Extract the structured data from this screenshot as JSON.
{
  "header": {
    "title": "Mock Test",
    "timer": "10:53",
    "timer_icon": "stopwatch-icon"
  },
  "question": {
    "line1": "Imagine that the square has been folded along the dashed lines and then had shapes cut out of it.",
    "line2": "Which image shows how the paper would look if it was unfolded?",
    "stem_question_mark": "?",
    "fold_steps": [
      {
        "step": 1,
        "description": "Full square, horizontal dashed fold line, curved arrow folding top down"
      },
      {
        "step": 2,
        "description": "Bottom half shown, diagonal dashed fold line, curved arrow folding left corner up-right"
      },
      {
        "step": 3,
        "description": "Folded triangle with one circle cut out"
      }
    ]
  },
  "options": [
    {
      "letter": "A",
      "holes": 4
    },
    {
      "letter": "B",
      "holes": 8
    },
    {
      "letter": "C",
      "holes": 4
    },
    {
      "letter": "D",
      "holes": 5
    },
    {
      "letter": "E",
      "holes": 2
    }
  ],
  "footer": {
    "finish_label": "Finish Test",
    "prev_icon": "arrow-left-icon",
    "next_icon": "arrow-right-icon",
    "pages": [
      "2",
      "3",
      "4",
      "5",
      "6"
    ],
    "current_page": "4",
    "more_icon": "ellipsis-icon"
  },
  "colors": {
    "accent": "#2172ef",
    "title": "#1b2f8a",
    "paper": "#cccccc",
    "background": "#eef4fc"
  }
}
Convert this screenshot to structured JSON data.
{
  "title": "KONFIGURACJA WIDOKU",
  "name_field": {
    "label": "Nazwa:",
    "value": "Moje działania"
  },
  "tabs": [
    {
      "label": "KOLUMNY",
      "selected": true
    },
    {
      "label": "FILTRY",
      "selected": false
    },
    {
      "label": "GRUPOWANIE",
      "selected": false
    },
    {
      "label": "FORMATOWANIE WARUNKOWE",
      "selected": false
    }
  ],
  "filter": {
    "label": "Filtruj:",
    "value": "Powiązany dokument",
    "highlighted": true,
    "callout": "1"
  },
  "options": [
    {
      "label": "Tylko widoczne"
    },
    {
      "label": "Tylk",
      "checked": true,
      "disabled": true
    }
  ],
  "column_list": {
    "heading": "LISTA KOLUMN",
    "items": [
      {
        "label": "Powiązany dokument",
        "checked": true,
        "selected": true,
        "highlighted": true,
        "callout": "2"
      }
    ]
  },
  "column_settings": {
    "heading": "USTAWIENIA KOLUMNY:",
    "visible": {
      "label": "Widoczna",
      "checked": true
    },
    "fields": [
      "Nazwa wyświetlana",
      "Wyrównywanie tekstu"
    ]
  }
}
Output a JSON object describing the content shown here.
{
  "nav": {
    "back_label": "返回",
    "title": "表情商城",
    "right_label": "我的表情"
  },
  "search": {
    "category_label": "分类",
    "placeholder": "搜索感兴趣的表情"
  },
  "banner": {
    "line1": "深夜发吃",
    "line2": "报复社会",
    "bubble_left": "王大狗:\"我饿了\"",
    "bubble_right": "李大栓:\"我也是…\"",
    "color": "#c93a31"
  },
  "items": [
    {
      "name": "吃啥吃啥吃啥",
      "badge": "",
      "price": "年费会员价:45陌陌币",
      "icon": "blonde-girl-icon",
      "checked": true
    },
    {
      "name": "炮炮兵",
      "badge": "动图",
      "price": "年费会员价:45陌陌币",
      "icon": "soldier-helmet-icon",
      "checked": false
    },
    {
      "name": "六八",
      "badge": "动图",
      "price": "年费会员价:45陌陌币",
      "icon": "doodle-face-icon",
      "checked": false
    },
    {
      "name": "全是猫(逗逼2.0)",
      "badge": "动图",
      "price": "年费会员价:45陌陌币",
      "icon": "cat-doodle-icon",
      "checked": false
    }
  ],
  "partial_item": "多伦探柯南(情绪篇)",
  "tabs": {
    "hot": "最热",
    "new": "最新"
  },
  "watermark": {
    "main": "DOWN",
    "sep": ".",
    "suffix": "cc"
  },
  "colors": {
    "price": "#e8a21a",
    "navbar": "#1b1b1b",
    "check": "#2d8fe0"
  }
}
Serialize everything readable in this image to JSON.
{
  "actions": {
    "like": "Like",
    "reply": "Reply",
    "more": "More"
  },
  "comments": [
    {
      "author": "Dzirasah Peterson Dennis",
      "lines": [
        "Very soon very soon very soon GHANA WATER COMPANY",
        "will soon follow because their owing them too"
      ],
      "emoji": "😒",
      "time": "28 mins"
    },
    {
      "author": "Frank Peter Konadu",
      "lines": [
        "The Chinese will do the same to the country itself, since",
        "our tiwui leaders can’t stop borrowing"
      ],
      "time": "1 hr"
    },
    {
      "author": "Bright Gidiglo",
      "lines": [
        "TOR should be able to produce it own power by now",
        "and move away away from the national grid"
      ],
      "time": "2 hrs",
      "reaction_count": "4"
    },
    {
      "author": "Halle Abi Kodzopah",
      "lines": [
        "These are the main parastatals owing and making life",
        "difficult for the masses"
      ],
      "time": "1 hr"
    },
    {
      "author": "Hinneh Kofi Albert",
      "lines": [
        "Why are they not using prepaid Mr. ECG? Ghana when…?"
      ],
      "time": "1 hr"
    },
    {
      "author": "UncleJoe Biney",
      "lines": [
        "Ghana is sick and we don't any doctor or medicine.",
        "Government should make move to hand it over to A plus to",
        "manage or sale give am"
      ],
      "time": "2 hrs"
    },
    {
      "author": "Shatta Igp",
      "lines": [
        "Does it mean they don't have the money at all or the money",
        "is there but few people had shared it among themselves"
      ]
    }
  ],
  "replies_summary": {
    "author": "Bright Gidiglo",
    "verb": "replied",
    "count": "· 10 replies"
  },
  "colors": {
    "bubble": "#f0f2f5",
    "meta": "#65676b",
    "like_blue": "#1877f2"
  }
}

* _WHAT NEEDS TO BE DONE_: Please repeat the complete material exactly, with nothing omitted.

* _ANSWER FOR THIS EXERCISE_:
Extract the structured data from this screenshot as JSON.
{
  "header": {
    "title": "Mock Test",
    "timer": "10:53",
    "timer_icon": "stopwatch-icon"
  },
  "question": {
    "line1": "Imagine that the square has been folded along the dashed lines and then had shapes cut out of it.",
    "line2": "Which image shows how the paper would look if it was unfolded?",
    "stem_question_mark": "?",
    "fold_steps": [
      {
        "step": 1,
        "description": "Full square, horizontal dashed fold line, curved arrow folding top down"
      },
      {
        "step": 2,
        "description": "Bottom half shown, diagonal dashed fold line, curved arrow folding left corner up-right"
      },
      {
        "step": 3,
        "description": "Folded triangle with one circle cut out"
      }
    ]
  },
  "options": [
    {
      "letter": "A",
      "holes": 4
    },
    {
      "letter": "B",
      "holes": 8
    },
    {
      "letter": "C",
      "holes": 4
    },
    {
      "letter": "D",
      "holes": 5
    },
    {
      "letter": "E",
      "holes": 2
    }
  ],
  "footer": {
    "finish_label": "Finish Test",
    "prev_icon": "arrow-left-icon",
    "next_icon": "arrow-right-icon",
    "pages": [
      "2",
      "3",
      "4",
      "5",
      "6"
    ],
    "current_page": "4",
    "more_icon": "ellipsis-icon"
  },
  "colors": {
    "accent": "#2172ef",
    "title": "#1b2f8a",
    "paper": "#cccccc",
    "background": "#eef4fc"
  }
}
Convert this screenshot to structured JSON data.
{
  "title": "KONFIGURACJA WIDOKU",
  "name_field": {
    "label": "Nazwa:",
    "value": "Moje działania"
  },
  "tabs": [
    {
      "label": "KOLUMNY",
      "selected": true
    },
    {
      "label": "FILTRY",
      "selected": false
    },
    {
      "label": "GRUPOWANIE",
      "selected": false
    },
    {
      "label": "FORMATOWANIE WARUNKOWE",
      "selected": false
    }
  ],
  "filter": {
    "label": "Filtruj:",
    "value": "Powiązany dokument",
    "highlighted": true,
    "callout": "1"
  },
  "options": [
    {
      "label": "Tylko widoczne"
    },
    {
      "label": "Tylk",
      "checked": true,
      "disabled": true
    }
  ],
  "column_list": {
    "heading": "LISTA KOLUMN",
    "items": [
      {
        "label": "Powiązany dokument",
        "checked": true,
        "selected": true,
        "highlighted": true,
        "callout": "2"
      }
    ]
  },
  "column_settings": {
    "heading": "USTAWIENIA KOLUMNY:",
    "visible": {
      "label": "Widoczna",
      "checked": true
    },
    "fields": [
      "Nazwa wyświetlana",
      "Wyrównywanie tekstu"
    ]
  }
}
Output a JSON object describing the content shown here.
{
  "nav": {
    "back_label": "返回",
    "title": "表情商城",
    "right_label": "我的表情"
  },
  "search": {
    "category_label": "分类",
    "placeholder": "搜索感兴趣的表情"
  },
  "banner": {
    "line1": "深夜发吃",
    "line2": "报复社会",
    "bubble_left": "王大狗:\"我饿了\"",
    "bubble_right": "李大栓:\"我也是…\"",
    "color": "#c93a31"
  },
  "items": [
    {
      "name": "吃啥吃啥吃啥",
      "badge": "",
      "price": "年费会员价:45陌陌币",
      "icon": "blonde-girl-icon",
      "checked": true
    },
    {
      "name": "炮炮兵",
      "badge": "动图",
      "price": "年费会员价:45陌陌币",
      "icon": "soldier-helmet-icon",
      "checked": false
    },
    {
      "name": "六八",
      "badge": "动图",
      "price": "年费会员价:45陌陌币",
      "icon": "doodle-face-icon",
      "checked": false
    },
    {
      "name": "全是猫(逗逼2.0)",
      "badge": "动图",
      "price": "年费会员价:45陌陌币",
      "icon": "cat-doodle-icon",
      "checked": false
    }
  ],
  "partial_item": "多伦探柯南(情绪篇)",
  "tabs": {
    "hot": "最热",
    "new": "最新"
  },
  "watermark": {
    "main": "DOWN",
    "sep": ".",
    "suffix": "cc"
  },
  "colors": {
    "price": "#e8a21a",
    "navbar": "#1b1b1b",
    "check": "#2d8fe0"
  }
}
Serialize everything readable in this image to JSON.
{
  "actions": {
    "like": "Like",
    "reply": "Reply",
    "more": "More"
  },
  "comments": [
    {
      "author": "Dzirasah Peterson Dennis",
      "lines": [
        "Very soon very soon very soon GHANA WATER COMPANY",
        "will soon follow because their owing them too"
      ],
      "emoji": "😒",
      "time": "28 mins"
    },
    {
      "author": "Frank Peter Konadu",
      "lines": [
        "The Chinese will do the same to the country itself, since",
        "our tiwui leaders can’t stop borrowing"
      ],
      "time": "1 hr"
    },
    {
      "author": "Bright Gidiglo",
      "lines": [
        "TOR should be able to produce it own power by now",
        "and move away away from the national grid"
      ],
      "time": "2 hrs",
      "reaction_count": "4"
    },
    {
      "author": "Halle Abi Kodzopah",
      "lines": [
        "These are the main parastatals owing and making life",
        "difficult for the masses"
      ],
      "time": "1 hr"
    },
    {
      "author": "Hinneh Kofi Albert",
      "lines": [
        "Why are they not using prepaid Mr. ECG? Ghana when…?"
      ],
      "time": "1 hr"
    },
    {
      "author": "UncleJoe Biney",
      "lines": [
        "Ghana is sick and we don't any doctor or medicine.",
        "Government should make move to hand it over to A plus to",
        "manage or sale give am"
      ],
      "time": "2 hrs"
    },
    {
      "author": "Shatta Igp",
      "lines": [
        "Does it mean they don't have the money at all or the money",
        "is there but few people had shared it among themselves"
      ]
    }
  ],
  "replies_summary": {
    "author": "Bright Gidiglo",
    "verb": "replied",
    "count": "· 10 replies"
  },
  "colors": {
    "bubble": "#f0f2f5",
    "meta": "#65676b",
    "like_blue": "#1877f2"
  }
}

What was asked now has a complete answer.